### Problem requirements
Go line by line through the data below and work out how many lines contain "documents"; the answer is that number alone.

### Source material

● ● ● ● ● ● ●

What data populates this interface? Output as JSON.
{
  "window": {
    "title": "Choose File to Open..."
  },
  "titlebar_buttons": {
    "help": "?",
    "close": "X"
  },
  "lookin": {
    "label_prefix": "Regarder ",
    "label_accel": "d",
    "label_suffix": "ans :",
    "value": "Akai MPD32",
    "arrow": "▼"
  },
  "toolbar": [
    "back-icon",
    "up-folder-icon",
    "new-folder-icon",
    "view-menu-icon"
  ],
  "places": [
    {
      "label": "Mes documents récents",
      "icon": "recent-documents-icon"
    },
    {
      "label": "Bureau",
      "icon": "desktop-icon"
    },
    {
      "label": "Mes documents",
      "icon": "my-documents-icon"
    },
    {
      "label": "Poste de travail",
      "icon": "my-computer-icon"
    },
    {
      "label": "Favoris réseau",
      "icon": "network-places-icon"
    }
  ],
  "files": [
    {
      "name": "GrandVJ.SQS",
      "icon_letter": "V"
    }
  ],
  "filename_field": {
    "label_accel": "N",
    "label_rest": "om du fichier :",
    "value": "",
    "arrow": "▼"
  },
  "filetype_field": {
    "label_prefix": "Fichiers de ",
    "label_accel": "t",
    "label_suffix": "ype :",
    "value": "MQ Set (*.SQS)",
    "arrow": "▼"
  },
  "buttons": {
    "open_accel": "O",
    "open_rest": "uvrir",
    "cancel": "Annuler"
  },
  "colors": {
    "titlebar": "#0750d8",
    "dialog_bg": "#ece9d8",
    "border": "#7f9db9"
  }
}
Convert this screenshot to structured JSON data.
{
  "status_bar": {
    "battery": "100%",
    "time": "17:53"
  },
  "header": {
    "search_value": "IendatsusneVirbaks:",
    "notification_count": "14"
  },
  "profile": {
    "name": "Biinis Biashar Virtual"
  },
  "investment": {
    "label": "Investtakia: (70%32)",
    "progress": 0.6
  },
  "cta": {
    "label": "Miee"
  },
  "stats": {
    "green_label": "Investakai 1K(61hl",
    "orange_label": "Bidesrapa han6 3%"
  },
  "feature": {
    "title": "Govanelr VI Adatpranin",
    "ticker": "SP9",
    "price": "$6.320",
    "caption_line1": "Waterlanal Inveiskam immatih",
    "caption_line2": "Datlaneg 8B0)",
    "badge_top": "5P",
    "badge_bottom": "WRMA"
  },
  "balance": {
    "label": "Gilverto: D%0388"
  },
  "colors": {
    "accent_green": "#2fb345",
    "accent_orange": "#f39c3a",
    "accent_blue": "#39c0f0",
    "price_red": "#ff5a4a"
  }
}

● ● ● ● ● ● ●

### Written answer
4